I had spent most of my time in the state of Rajasthan, a gorgeous state, a MARVELOUS state as my guide would say. There is so much culture jam packed into one area, then again, it is India- everything is jam packed.
I saw the Blue City, the White City, the Pink city and everything in-between. I also knocked off a few good items of the List. I finally got my beautiful henna. I purchased an amazing hand-woven rug. Bought a painting from a famed artist in Udaipur. Rode a camel into the sunset. All of this, and I didn’t even see the Taj at that point.
Like many places in the world, I find many people just go to a destination to see the things they know about. I think the beauty in travel is to explore the things you know nothing about. I chose this particular trip and itinerary because I had no idea about half the things that were there.
In Jodhpur, I saw an amazing fort with some of the most incredible views of the Blue City. In Ranakpur I marveled at the incredible artistry and workmanship of the Jain Temple. Next stop was Udaipur, the city dubbed the Venice of the East, so much beauty and charm in one place. Jojawar was an adorable little town with quite colourful people, not to mention the Jutti capital of India. Pushkar was an incredible desert like Oasis, however oddly filled with Hippies residing, yet filled with so many religious and cultural undertones. Finally Agra; A beautiful cherry on top of my Indian sundae. The Taj Mahal is really more incredible than what I could have ever imagined. No photo will ever do it justice, a definite must see.
I came out of India so enlightened. It is really a country that truly changes your perspective on the world. I will be the first to say, it is not for everyone, and perhaps even only for experienced travellers. The culture shocks don’t really stop, but soon become charming. I have never been to a place with so many juxtapositions. You look to the right and you may see the richest of the riches. You look to the left and you see squalor. Walking through a market you may smell the most beautiful floral scents, followed by smells of sewage. You see a beggar pedaling for food, and then you see others bringing food and offerings to cows. I have yet to decide if it all really a big contradiction, but to witness it, be apart of it and embrace it, is a gift I will never take for granted.

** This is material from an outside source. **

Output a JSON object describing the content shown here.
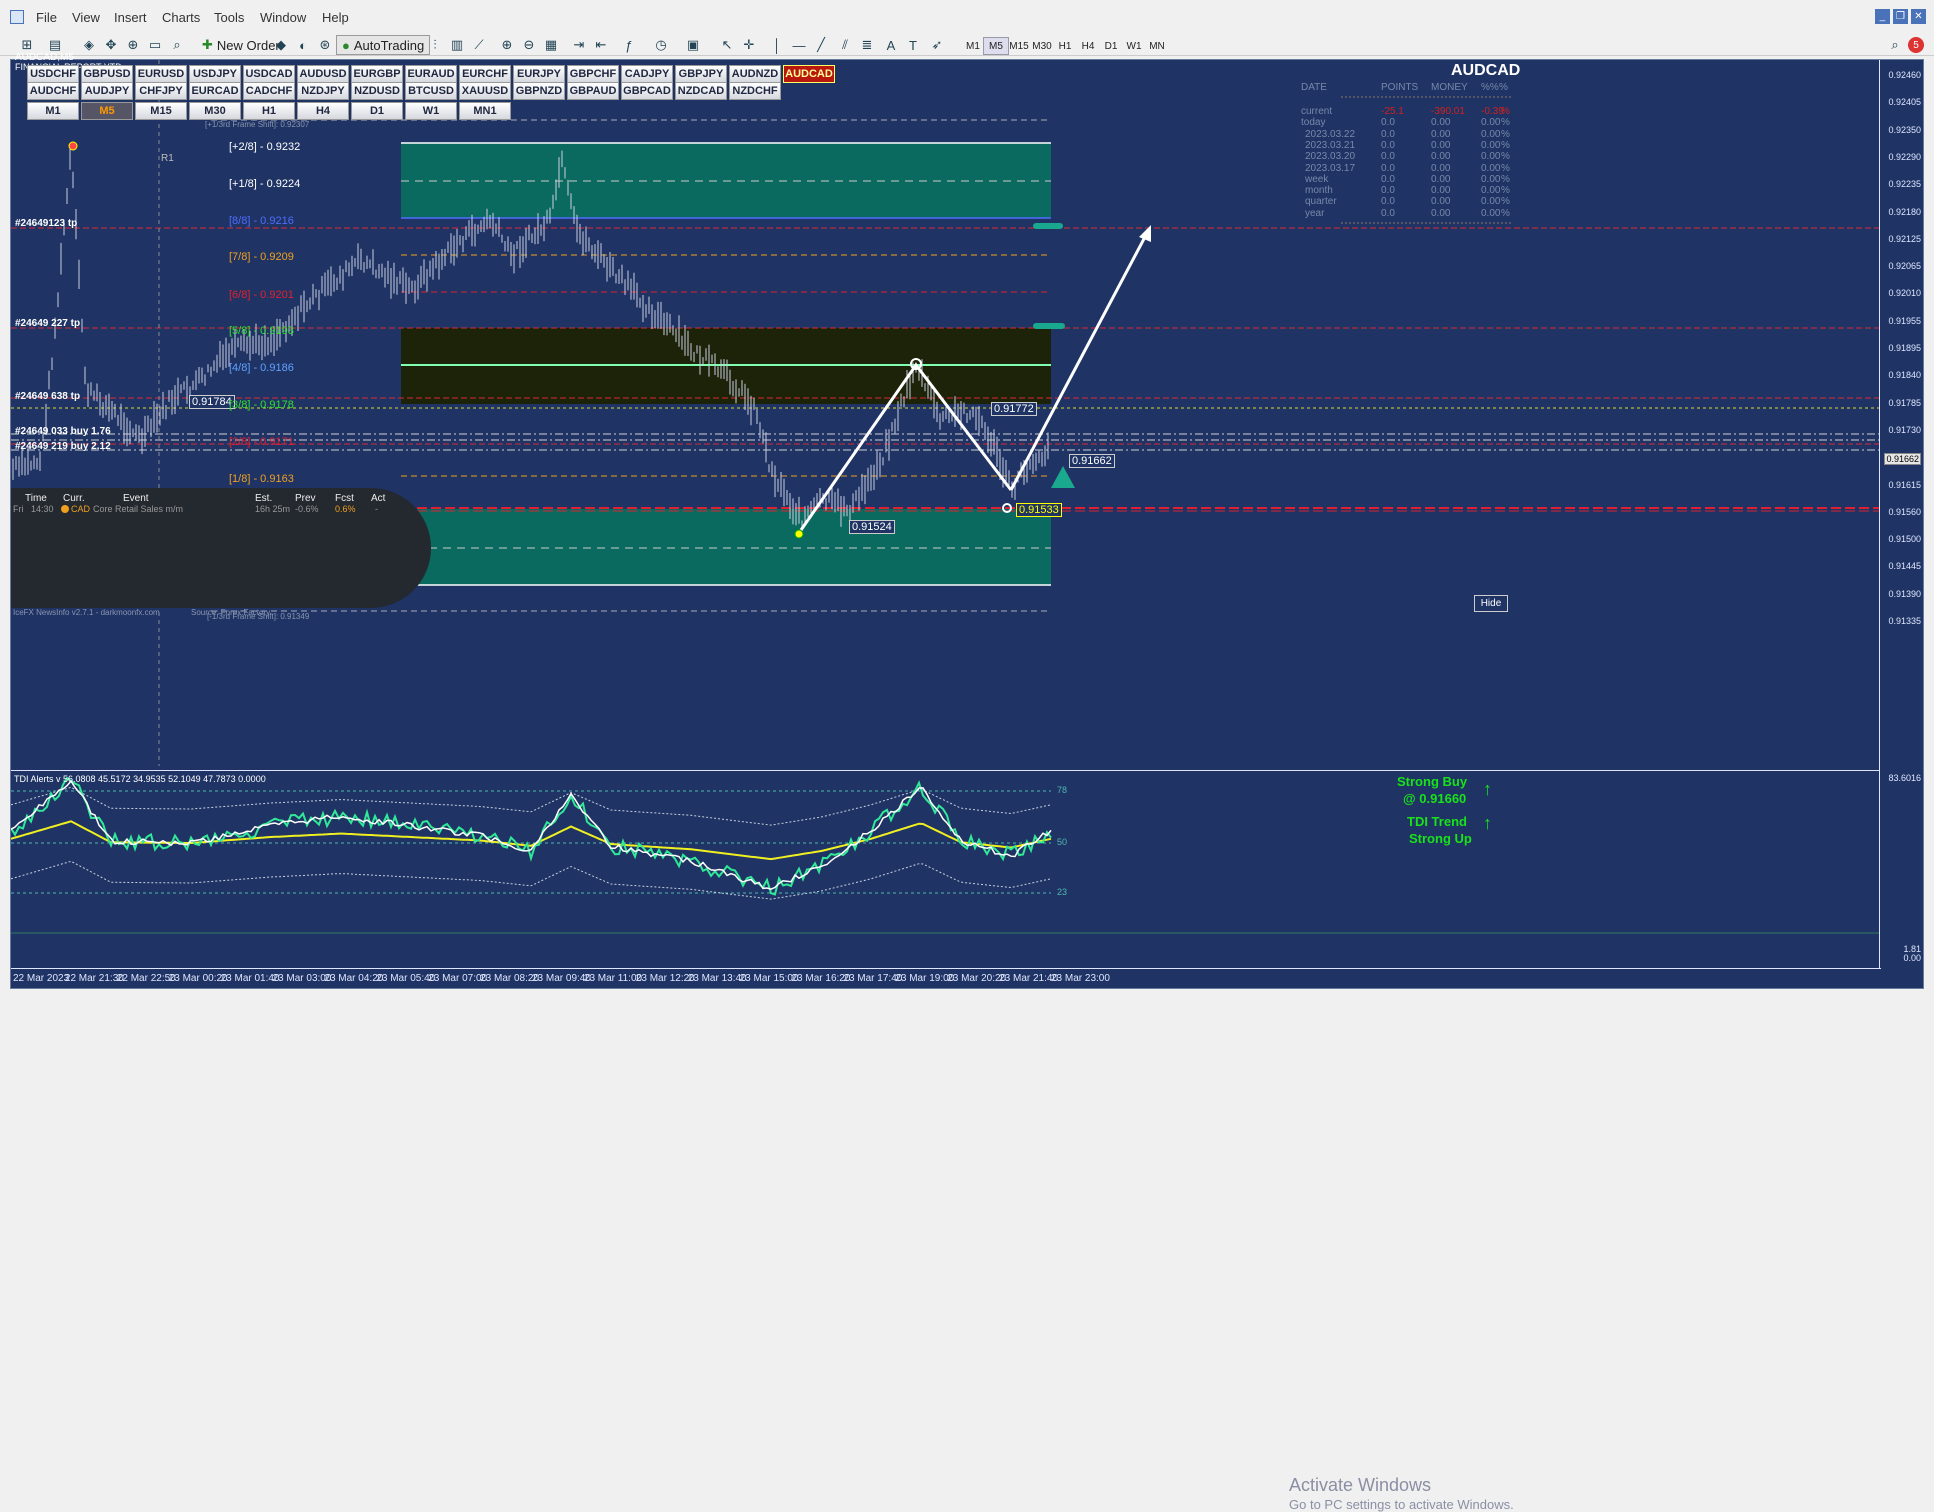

I have long lost the belief that it takes material possessions and monetary riches bring you happiness (although sometimes can help). I often travel to places where what I would consider basic standards are non-existant. However, it is for those places I was taught how to be happy. Witnessing people with nothing, proving that life isn’t about what you possess, but what you appreciate.